[RECORDS SUPPLIED — start]

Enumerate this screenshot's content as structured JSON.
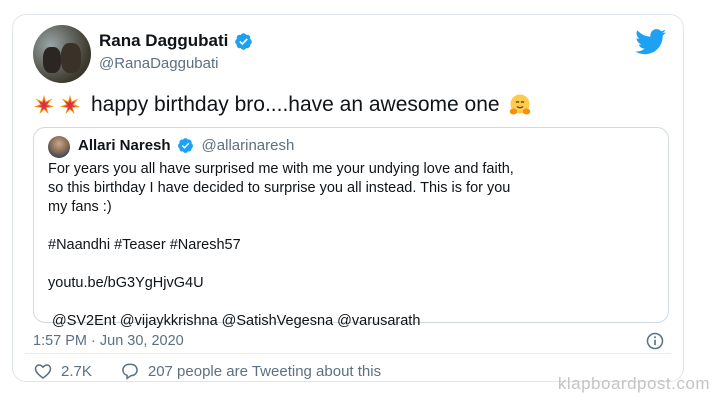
{
  "tweet": {
    "author_name": "Rana Daggubati",
    "author_handle": "@RanaDaggubati",
    "text": "happy birthday bro....have an awesome one",
    "timestamp": "1:57 PM · Jun 30, 2020",
    "likes": "2.7K",
    "tweeting_about": "207 people are Tweeting about this"
  },
  "quote": {
    "author_name": "Allari Naresh",
    "author_handle": "@allarinaresh",
    "lines": [
      "For years you all have surprised me with me your undying love and faith,",
      "so this birthday I have decided to surprise you all instead. This is for you",
      "my fans :)"
    ],
    "hashtags": "#Naandhi #Teaser #Naresh57",
    "link": "youtu.be/bG3YgHjvG4U",
    "mentions": "@SV2Ent @vijaykkrishna @SatishVegesna @varusarath"
  },
  "watermark": "klapboardpost.com",
  "colors": {
    "twitter_blue": "#1da1f2",
    "secondary_text": "#5b7083",
    "border": "#cfd9de"
  },
  "icons": [
    "collision-emoji",
    "hugging-face-emoji",
    "verified-badge-icon",
    "twitter-bird-icon",
    "info-icon",
    "heart-icon",
    "reply-bubble-icon"
  ]
}
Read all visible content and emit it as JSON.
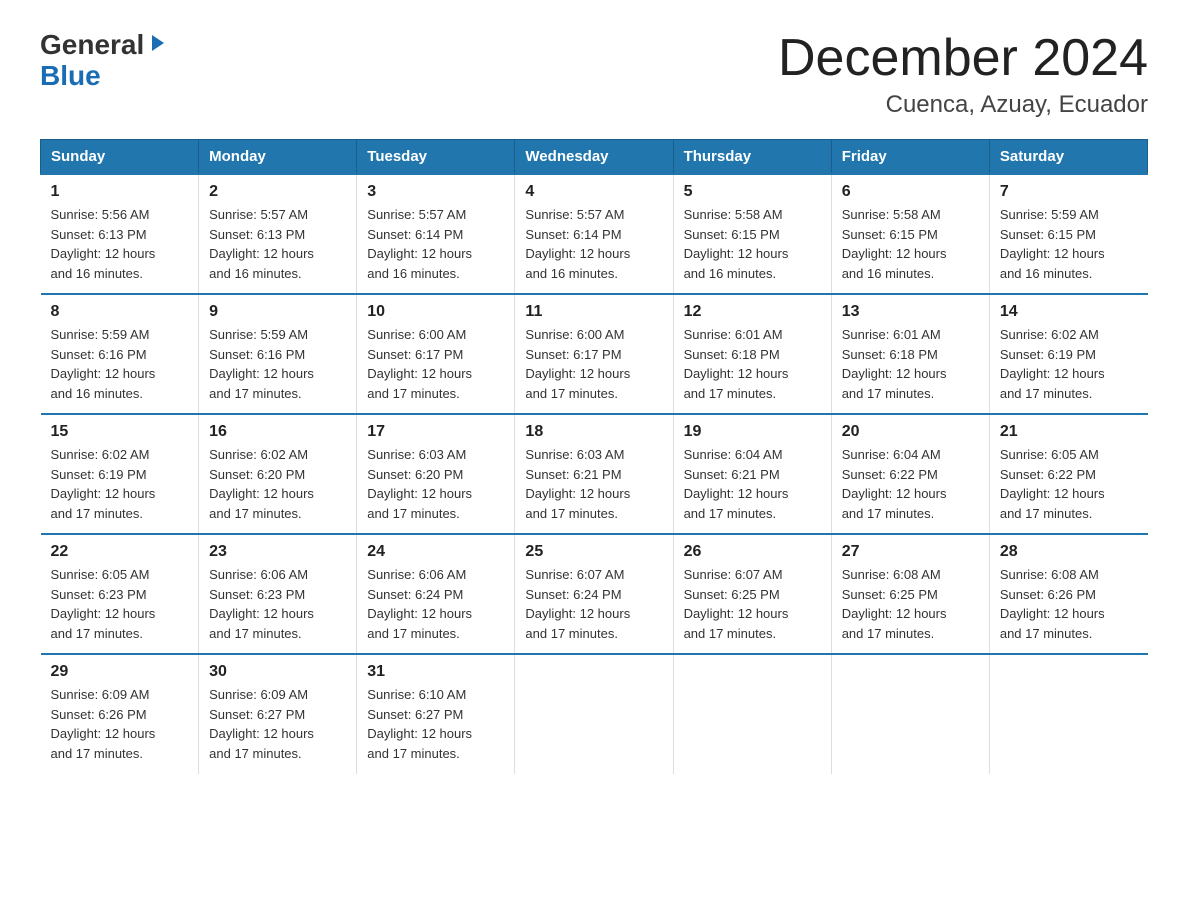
{
  "logo": {
    "general": "General",
    "blue": "Blue",
    "triangle": "▶"
  },
  "title": "December 2024",
  "subtitle": "Cuenca, Azuay, Ecuador",
  "headers": [
    "Sunday",
    "Monday",
    "Tuesday",
    "Wednesday",
    "Thursday",
    "Friday",
    "Saturday"
  ],
  "weeks": [
    [
      {
        "day": "1",
        "info": "Sunrise: 5:56 AM\nSunset: 6:13 PM\nDaylight: 12 hours\nand 16 minutes."
      },
      {
        "day": "2",
        "info": "Sunrise: 5:57 AM\nSunset: 6:13 PM\nDaylight: 12 hours\nand 16 minutes."
      },
      {
        "day": "3",
        "info": "Sunrise: 5:57 AM\nSunset: 6:14 PM\nDaylight: 12 hours\nand 16 minutes."
      },
      {
        "day": "4",
        "info": "Sunrise: 5:57 AM\nSunset: 6:14 PM\nDaylight: 12 hours\nand 16 minutes."
      },
      {
        "day": "5",
        "info": "Sunrise: 5:58 AM\nSunset: 6:15 PM\nDaylight: 12 hours\nand 16 minutes."
      },
      {
        "day": "6",
        "info": "Sunrise: 5:58 AM\nSunset: 6:15 PM\nDaylight: 12 hours\nand 16 minutes."
      },
      {
        "day": "7",
        "info": "Sunrise: 5:59 AM\nSunset: 6:15 PM\nDaylight: 12 hours\nand 16 minutes."
      }
    ],
    [
      {
        "day": "8",
        "info": "Sunrise: 5:59 AM\nSunset: 6:16 PM\nDaylight: 12 hours\nand 16 minutes."
      },
      {
        "day": "9",
        "info": "Sunrise: 5:59 AM\nSunset: 6:16 PM\nDaylight: 12 hours\nand 17 minutes."
      },
      {
        "day": "10",
        "info": "Sunrise: 6:00 AM\nSunset: 6:17 PM\nDaylight: 12 hours\nand 17 minutes."
      },
      {
        "day": "11",
        "info": "Sunrise: 6:00 AM\nSunset: 6:17 PM\nDaylight: 12 hours\nand 17 minutes."
      },
      {
        "day": "12",
        "info": "Sunrise: 6:01 AM\nSunset: 6:18 PM\nDaylight: 12 hours\nand 17 minutes."
      },
      {
        "day": "13",
        "info": "Sunrise: 6:01 AM\nSunset: 6:18 PM\nDaylight: 12 hours\nand 17 minutes."
      },
      {
        "day": "14",
        "info": "Sunrise: 6:02 AM\nSunset: 6:19 PM\nDaylight: 12 hours\nand 17 minutes."
      }
    ],
    [
      {
        "day": "15",
        "info": "Sunrise: 6:02 AM\nSunset: 6:19 PM\nDaylight: 12 hours\nand 17 minutes."
      },
      {
        "day": "16",
        "info": "Sunrise: 6:02 AM\nSunset: 6:20 PM\nDaylight: 12 hours\nand 17 minutes."
      },
      {
        "day": "17",
        "info": "Sunrise: 6:03 AM\nSunset: 6:20 PM\nDaylight: 12 hours\nand 17 minutes."
      },
      {
        "day": "18",
        "info": "Sunrise: 6:03 AM\nSunset: 6:21 PM\nDaylight: 12 hours\nand 17 minutes."
      },
      {
        "day": "19",
        "info": "Sunrise: 6:04 AM\nSunset: 6:21 PM\nDaylight: 12 hours\nand 17 minutes."
      },
      {
        "day": "20",
        "info": "Sunrise: 6:04 AM\nSunset: 6:22 PM\nDaylight: 12 hours\nand 17 minutes."
      },
      {
        "day": "21",
        "info": "Sunrise: 6:05 AM\nSunset: 6:22 PM\nDaylight: 12 hours\nand 17 minutes."
      }
    ],
    [
      {
        "day": "22",
        "info": "Sunrise: 6:05 AM\nSunset: 6:23 PM\nDaylight: 12 hours\nand 17 minutes."
      },
      {
        "day": "23",
        "info": "Sunrise: 6:06 AM\nSunset: 6:23 PM\nDaylight: 12 hours\nand 17 minutes."
      },
      {
        "day": "24",
        "info": "Sunrise: 6:06 AM\nSunset: 6:24 PM\nDaylight: 12 hours\nand 17 minutes."
      },
      {
        "day": "25",
        "info": "Sunrise: 6:07 AM\nSunset: 6:24 PM\nDaylight: 12 hours\nand 17 minutes."
      },
      {
        "day": "26",
        "info": "Sunrise: 6:07 AM\nSunset: 6:25 PM\nDaylight: 12 hours\nand 17 minutes."
      },
      {
        "day": "27",
        "info": "Sunrise: 6:08 AM\nSunset: 6:25 PM\nDaylight: 12 hours\nand 17 minutes."
      },
      {
        "day": "28",
        "info": "Sunrise: 6:08 AM\nSunset: 6:26 PM\nDaylight: 12 hours\nand 17 minutes."
      }
    ],
    [
      {
        "day": "29",
        "info": "Sunrise: 6:09 AM\nSunset: 6:26 PM\nDaylight: 12 hours\nand 17 minutes."
      },
      {
        "day": "30",
        "info": "Sunrise: 6:09 AM\nSunset: 6:27 PM\nDaylight: 12 hours\nand 17 minutes."
      },
      {
        "day": "31",
        "info": "Sunrise: 6:10 AM\nSunset: 6:27 PM\nDaylight: 12 hours\nand 17 minutes."
      },
      {
        "day": "",
        "info": ""
      },
      {
        "day": "",
        "info": ""
      },
      {
        "day": "",
        "info": ""
      },
      {
        "day": "",
        "info": ""
      }
    ]
  ]
}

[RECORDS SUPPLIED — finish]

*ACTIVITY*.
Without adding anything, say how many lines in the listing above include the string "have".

*TASK SOLUTION*.
3